Cranium of the Early Eocene North America anaptomorphine Tetonius in side view (left) and the Late Eocene European microchoerine Necrolemur in front view (right). These two taxa were historically important in demonstrating that uniquely tarsiiform features were present in Eocene omomyid primates. The presence of tarsiiform omomyids in the earliest Eocene is consistent with molecular data suggesting the divergence of the three major extant lineages—tarsiiforms, strepsirhines, and anthropoids—occurred more than 55 Ma
The cranium of Tentonius was found in the nineteenth century and
has been important in shaping historical views of primate phylogeny
(Figure 3.5 ).
The Late Eocene of Europe is characterized by three
microchoerine genera: the small Pseudoloris, which resembles
tarsiers in dental structure; the large Microchoerus, which has

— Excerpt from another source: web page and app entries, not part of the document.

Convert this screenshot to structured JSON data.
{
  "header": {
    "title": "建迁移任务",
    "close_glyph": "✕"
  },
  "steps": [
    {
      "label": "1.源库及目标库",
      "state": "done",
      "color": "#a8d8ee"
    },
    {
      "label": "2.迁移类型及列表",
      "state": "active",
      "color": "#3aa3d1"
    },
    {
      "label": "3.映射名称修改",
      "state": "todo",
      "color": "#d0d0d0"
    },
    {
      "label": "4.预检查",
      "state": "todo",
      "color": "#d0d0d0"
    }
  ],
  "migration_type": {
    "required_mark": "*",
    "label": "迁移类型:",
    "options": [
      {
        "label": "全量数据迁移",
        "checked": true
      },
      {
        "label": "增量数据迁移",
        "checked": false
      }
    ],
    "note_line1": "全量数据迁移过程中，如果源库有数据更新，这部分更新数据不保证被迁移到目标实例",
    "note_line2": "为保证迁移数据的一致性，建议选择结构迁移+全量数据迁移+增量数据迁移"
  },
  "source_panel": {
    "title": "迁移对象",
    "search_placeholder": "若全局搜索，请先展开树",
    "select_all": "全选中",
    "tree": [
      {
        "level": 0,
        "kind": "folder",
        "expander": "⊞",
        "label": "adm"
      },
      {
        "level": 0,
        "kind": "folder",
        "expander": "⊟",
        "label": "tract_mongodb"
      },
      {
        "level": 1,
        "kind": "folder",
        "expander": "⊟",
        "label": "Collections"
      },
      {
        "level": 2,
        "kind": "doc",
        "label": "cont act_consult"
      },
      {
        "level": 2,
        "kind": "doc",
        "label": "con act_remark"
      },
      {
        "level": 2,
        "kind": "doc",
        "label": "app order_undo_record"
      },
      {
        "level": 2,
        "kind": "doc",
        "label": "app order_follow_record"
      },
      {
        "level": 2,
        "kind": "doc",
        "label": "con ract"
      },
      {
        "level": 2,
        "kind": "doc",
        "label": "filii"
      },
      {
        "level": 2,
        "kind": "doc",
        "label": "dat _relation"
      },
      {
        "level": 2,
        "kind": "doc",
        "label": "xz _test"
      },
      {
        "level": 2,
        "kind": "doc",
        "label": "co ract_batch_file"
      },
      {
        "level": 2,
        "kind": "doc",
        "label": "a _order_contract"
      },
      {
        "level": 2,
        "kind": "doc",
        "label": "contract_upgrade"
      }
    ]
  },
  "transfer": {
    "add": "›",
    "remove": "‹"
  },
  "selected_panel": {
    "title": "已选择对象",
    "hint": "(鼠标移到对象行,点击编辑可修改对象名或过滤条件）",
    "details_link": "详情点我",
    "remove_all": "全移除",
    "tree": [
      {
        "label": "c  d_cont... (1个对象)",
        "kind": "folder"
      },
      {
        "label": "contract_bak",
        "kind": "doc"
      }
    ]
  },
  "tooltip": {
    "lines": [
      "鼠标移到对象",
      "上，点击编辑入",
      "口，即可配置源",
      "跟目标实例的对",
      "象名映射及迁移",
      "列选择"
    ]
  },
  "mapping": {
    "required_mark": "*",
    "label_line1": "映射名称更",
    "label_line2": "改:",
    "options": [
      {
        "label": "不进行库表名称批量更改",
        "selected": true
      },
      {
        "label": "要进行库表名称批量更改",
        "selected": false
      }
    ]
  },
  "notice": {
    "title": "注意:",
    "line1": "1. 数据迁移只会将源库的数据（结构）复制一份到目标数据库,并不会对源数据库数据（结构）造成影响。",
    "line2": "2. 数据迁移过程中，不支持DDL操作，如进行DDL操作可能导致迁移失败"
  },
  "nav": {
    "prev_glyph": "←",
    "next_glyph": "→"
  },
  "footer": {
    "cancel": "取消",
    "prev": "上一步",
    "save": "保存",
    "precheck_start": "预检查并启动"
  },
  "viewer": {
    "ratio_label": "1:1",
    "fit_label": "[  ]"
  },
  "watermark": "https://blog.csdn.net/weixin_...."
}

more cuspate teeth suggesting frugivory; and the medium-sized
Necrolemur, the one taxon known from crania and some limb elements,
which looks convincingly tarsier-like in several anatomical systems
(Section 3.5; Figure 3.5 ).
Viewing this image requires a subscription. If you are a subscriber, please log in.
This image is copyrighted by Springer-Verlag Berlin Heidelberg New York.
The image is being made available for non-commercial purposes for subscribers to SpringerImages. For more information on what you are allowed to do with this image, please see our copyright policy.
To request permissions to use any copyrighted material, please visit the source document.
Report a copyright concern regarding this image.
Log in or register to save your favorite images and download them as high-quality PowerPoint or PDF files.
Log in or register to save your search criteria.
© Springer 2013. Produced by Current Medicine Group Ltd, a part of Springer Science+Business Media.Remote Address: 18.104.22.168 Server: 18